▸ **Collection entries**
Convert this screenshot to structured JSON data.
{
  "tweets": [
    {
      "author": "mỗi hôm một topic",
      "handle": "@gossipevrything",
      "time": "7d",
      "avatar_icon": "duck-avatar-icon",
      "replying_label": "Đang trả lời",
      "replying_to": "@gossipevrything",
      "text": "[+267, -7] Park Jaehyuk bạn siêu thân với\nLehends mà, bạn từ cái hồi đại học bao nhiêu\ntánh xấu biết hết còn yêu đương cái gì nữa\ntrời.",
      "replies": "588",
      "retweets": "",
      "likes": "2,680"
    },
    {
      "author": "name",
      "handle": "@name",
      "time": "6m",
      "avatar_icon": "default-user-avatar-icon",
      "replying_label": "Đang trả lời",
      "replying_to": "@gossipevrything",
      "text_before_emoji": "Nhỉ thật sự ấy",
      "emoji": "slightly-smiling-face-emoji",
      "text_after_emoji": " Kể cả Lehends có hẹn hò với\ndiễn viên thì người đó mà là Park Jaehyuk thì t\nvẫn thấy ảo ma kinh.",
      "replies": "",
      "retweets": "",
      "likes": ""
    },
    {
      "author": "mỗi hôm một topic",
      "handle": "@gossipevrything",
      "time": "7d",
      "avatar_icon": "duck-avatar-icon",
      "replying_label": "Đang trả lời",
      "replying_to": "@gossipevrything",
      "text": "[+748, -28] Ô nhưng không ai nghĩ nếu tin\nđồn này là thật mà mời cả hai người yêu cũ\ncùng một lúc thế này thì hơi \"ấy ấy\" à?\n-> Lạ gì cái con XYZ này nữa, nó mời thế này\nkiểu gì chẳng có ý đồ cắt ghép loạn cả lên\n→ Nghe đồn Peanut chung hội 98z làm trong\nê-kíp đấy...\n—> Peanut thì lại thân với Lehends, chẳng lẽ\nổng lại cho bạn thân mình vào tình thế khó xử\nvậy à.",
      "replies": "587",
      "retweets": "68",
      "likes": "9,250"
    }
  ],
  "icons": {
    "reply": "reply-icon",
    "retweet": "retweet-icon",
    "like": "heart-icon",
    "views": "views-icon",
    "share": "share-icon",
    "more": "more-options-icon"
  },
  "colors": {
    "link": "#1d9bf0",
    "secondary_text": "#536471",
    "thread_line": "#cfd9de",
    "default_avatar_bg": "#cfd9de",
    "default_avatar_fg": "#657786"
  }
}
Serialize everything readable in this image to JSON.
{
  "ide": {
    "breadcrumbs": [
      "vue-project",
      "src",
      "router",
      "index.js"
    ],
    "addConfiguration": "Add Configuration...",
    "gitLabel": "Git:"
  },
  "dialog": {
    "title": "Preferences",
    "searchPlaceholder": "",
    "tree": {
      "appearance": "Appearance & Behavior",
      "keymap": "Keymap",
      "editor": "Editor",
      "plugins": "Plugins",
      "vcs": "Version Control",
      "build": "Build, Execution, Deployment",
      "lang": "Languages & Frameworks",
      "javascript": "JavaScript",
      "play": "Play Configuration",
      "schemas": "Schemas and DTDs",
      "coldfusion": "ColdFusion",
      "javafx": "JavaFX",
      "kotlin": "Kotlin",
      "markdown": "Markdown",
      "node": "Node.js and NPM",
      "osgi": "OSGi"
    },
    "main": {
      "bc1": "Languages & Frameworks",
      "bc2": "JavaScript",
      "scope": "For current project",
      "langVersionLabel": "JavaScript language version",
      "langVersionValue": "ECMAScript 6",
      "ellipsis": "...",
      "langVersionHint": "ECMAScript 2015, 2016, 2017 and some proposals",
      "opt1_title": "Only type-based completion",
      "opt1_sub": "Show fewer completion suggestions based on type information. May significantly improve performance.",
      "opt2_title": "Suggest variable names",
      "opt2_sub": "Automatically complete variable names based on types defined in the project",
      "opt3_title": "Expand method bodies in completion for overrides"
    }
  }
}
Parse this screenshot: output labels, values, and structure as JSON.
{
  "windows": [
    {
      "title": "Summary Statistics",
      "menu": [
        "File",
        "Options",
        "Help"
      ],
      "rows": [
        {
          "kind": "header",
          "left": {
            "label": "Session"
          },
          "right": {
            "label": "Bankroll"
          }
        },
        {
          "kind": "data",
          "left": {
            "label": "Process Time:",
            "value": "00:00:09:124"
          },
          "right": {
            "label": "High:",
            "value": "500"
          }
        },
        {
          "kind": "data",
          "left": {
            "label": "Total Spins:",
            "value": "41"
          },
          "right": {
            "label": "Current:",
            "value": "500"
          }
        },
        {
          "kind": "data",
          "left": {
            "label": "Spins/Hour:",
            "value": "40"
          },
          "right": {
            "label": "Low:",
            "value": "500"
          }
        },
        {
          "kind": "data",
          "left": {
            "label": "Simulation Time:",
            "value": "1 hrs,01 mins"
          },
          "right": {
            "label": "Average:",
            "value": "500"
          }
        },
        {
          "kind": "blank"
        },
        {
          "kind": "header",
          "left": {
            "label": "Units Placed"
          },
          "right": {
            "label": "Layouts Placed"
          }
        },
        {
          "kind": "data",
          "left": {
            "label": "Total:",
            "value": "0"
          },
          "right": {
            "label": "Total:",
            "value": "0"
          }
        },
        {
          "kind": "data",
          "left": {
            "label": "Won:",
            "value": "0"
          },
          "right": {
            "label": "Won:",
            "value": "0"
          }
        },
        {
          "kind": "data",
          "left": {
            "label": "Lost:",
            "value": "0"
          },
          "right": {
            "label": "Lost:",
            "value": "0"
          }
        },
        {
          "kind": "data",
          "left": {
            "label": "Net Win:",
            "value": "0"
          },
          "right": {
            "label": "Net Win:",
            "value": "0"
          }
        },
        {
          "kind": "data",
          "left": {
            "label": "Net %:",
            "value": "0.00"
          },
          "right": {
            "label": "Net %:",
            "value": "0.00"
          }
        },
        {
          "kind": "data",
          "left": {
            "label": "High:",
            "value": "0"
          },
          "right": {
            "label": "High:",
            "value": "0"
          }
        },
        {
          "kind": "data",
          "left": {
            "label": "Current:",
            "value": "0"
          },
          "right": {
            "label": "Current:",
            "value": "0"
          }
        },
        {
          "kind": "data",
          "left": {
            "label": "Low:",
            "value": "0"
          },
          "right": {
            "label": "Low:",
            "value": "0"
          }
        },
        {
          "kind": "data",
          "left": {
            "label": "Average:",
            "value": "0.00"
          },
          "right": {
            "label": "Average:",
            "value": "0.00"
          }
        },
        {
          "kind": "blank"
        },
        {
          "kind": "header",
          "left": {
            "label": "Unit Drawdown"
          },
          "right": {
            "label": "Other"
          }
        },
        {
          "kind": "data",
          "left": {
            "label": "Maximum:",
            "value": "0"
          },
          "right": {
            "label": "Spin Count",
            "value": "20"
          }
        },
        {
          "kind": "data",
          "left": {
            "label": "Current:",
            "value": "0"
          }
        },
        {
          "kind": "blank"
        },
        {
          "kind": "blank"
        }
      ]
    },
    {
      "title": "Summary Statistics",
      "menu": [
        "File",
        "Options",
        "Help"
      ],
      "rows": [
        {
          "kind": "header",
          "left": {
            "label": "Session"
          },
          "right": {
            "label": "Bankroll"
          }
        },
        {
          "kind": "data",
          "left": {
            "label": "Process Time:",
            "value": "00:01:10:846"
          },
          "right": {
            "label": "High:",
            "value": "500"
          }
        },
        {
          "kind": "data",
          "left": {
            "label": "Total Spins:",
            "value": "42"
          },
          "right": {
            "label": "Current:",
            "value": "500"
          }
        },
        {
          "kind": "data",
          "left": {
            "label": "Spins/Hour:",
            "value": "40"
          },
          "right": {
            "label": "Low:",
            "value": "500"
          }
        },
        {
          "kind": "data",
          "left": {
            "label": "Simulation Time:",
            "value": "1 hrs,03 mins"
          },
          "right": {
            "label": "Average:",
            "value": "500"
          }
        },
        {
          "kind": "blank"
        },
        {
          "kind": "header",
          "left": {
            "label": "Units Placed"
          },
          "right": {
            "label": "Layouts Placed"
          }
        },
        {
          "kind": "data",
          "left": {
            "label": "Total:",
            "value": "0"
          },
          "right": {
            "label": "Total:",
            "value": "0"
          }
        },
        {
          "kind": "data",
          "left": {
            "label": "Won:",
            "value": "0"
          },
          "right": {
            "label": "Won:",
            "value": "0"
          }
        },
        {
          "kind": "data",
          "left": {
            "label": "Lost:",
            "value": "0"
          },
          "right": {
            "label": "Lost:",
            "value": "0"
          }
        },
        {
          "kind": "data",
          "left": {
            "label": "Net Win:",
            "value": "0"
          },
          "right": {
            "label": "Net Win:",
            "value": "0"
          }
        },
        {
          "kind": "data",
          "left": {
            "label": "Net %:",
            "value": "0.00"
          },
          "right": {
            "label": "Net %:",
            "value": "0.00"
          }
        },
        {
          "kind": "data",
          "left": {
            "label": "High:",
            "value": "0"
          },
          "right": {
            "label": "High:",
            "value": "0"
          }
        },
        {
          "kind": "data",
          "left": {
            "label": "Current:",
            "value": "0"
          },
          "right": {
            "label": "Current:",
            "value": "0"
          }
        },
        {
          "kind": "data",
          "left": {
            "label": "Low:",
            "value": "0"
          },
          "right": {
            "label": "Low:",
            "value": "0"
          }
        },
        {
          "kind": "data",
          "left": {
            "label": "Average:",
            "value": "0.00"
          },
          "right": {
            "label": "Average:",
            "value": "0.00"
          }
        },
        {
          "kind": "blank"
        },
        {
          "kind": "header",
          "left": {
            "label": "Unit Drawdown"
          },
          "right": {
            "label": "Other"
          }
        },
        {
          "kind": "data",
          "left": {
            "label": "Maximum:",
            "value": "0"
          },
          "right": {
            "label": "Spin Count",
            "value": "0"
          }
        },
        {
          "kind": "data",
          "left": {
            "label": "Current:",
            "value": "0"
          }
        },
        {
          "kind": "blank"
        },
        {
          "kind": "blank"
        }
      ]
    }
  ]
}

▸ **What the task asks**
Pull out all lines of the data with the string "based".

▸ **Response box**
      "opt1_title": "Only type-based completion",
      "opt1_sub": "Show fewer completion suggestions based on type information. May significantly improve performance.",
      "opt2_sub": "Automatically complete variable names based on types defined in the project",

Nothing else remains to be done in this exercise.